[Website and app data records]
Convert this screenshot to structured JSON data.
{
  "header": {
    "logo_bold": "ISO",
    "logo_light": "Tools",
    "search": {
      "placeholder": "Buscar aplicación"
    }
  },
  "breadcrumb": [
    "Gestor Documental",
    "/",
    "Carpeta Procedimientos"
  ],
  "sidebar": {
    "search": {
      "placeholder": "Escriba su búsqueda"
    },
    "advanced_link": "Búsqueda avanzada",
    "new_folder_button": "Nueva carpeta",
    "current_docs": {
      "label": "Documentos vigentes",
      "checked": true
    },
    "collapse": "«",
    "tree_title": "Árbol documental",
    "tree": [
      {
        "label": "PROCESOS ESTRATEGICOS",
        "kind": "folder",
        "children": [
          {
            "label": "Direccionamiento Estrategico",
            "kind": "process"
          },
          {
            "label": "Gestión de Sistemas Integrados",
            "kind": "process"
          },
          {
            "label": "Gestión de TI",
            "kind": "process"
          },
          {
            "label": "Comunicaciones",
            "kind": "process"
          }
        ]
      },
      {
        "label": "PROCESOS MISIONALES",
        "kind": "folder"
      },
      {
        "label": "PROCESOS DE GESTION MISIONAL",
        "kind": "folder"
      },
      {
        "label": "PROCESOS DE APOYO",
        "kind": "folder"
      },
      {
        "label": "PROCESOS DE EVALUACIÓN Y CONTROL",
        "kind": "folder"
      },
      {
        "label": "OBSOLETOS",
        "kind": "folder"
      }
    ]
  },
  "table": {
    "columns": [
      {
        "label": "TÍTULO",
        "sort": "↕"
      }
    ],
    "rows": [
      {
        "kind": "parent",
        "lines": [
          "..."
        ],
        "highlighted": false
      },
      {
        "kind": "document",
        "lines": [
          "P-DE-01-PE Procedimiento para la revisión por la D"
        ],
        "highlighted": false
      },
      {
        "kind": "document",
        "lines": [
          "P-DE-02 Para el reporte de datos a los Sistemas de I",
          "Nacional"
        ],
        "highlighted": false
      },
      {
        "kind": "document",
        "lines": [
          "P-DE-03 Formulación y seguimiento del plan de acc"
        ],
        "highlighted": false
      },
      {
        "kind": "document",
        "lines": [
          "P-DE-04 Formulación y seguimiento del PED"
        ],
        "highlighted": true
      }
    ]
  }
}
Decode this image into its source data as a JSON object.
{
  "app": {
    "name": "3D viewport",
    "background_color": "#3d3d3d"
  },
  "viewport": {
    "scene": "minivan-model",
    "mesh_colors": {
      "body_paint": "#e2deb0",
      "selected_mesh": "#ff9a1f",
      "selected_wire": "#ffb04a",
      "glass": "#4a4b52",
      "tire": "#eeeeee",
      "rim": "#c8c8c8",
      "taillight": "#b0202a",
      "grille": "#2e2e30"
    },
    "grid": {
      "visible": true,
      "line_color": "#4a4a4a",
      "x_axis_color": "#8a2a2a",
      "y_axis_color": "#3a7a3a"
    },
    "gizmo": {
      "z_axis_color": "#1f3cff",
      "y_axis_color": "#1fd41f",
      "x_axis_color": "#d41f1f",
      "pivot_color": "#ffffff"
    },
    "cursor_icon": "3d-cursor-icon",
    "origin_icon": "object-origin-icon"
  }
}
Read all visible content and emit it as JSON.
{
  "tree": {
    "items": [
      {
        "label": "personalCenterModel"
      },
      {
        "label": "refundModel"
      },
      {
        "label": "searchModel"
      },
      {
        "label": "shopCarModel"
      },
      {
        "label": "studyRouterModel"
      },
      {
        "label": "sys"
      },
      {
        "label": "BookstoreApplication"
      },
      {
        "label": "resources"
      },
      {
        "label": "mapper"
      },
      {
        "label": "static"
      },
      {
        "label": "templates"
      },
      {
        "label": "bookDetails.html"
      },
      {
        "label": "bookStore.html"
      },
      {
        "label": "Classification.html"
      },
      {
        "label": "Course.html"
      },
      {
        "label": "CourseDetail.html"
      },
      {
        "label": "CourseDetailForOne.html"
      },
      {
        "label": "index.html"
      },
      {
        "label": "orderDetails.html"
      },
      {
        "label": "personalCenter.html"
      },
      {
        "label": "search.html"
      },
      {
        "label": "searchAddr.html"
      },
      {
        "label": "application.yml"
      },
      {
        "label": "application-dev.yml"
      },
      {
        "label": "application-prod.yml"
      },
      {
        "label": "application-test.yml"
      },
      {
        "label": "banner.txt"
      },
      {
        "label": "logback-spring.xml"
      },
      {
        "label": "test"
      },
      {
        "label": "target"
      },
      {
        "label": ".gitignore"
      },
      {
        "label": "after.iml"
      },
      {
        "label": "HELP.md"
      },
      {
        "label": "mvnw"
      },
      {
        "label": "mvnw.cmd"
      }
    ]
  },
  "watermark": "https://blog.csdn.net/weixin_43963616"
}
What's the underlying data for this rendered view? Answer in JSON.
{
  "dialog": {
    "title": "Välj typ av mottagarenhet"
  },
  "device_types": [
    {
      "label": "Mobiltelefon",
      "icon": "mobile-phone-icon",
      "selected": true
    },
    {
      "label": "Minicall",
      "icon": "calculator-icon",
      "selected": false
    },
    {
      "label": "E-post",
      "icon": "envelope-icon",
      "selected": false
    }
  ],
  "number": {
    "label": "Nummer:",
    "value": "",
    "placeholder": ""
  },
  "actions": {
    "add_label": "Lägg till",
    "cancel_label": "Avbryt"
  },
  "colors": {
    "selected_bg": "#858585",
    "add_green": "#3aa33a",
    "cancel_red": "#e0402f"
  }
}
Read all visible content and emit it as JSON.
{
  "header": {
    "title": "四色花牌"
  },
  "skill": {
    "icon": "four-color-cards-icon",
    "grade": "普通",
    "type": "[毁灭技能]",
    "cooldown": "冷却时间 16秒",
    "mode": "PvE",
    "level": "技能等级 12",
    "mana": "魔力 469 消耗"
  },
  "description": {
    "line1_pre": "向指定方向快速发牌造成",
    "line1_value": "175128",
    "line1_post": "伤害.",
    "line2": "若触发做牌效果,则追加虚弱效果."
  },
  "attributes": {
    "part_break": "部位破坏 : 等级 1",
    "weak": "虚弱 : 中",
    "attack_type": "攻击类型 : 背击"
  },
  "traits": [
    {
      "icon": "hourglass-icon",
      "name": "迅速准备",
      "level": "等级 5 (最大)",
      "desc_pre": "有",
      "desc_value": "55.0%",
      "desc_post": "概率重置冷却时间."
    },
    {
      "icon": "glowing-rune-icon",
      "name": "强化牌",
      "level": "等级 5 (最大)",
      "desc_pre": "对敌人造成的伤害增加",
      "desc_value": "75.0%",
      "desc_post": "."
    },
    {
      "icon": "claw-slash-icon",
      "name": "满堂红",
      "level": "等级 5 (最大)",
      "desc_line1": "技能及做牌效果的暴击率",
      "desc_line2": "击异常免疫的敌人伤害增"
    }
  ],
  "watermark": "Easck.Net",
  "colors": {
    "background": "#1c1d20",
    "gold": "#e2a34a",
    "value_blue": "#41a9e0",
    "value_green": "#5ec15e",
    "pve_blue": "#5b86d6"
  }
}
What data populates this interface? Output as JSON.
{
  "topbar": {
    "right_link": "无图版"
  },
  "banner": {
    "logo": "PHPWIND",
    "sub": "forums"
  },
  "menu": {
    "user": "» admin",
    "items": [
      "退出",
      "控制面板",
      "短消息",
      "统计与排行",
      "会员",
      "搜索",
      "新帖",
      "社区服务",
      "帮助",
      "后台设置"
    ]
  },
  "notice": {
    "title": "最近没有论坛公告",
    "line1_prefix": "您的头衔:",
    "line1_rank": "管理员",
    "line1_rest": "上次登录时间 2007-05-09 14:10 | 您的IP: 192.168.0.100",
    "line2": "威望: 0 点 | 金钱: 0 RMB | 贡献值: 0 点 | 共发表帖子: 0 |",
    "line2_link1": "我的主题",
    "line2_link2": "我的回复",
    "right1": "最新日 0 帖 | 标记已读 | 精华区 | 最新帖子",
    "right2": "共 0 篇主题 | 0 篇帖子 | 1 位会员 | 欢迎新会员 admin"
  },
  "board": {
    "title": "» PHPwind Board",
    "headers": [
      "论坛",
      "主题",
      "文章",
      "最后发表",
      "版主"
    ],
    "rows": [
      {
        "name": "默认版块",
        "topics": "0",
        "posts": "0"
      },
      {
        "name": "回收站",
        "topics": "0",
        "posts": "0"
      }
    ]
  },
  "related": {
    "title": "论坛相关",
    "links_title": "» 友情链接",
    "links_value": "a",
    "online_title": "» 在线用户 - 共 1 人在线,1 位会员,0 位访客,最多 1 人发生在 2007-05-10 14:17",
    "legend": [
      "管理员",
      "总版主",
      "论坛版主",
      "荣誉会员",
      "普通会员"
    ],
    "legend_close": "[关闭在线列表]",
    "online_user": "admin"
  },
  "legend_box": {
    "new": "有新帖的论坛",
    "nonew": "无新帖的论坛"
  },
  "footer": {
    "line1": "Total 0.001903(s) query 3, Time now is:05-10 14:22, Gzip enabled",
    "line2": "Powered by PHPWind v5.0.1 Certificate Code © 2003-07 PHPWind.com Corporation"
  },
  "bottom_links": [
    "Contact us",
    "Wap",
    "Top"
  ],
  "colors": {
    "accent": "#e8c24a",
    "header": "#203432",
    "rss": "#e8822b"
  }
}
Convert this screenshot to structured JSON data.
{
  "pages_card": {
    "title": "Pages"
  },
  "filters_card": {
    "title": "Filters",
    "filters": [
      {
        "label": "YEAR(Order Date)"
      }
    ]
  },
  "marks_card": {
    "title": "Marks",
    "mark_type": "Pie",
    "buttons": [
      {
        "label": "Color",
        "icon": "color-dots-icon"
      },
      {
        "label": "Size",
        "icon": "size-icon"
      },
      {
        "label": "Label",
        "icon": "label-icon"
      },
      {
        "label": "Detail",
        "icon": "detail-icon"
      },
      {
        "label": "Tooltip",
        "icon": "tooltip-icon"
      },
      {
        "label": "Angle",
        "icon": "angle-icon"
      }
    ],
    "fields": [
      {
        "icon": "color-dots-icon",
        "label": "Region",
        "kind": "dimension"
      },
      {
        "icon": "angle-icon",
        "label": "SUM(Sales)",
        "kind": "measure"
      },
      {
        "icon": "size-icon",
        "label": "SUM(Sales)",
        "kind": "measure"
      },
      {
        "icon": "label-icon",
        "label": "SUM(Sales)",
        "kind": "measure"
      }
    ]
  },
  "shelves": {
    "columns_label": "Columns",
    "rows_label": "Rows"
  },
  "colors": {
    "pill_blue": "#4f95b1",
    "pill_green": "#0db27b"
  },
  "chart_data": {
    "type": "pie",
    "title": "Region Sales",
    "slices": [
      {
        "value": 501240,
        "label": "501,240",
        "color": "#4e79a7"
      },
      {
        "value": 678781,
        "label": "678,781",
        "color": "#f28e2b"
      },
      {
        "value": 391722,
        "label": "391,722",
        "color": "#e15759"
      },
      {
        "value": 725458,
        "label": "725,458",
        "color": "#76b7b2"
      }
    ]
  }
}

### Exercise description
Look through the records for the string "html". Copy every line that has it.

### Solution for this problem
        "label": "bookDetails.html"
        "label": "bookStore.html"
        "label": "Classification.html"
        "label": "Course.html"
        "label": "CourseDetail.html"
        "label": "CourseDetailForOne.html"
        "label": "index.html"
        "label": "orderDetails.html"
        "label": "personalCenter.html"
        "label": "search.html"
        "label": "searchAddr.html"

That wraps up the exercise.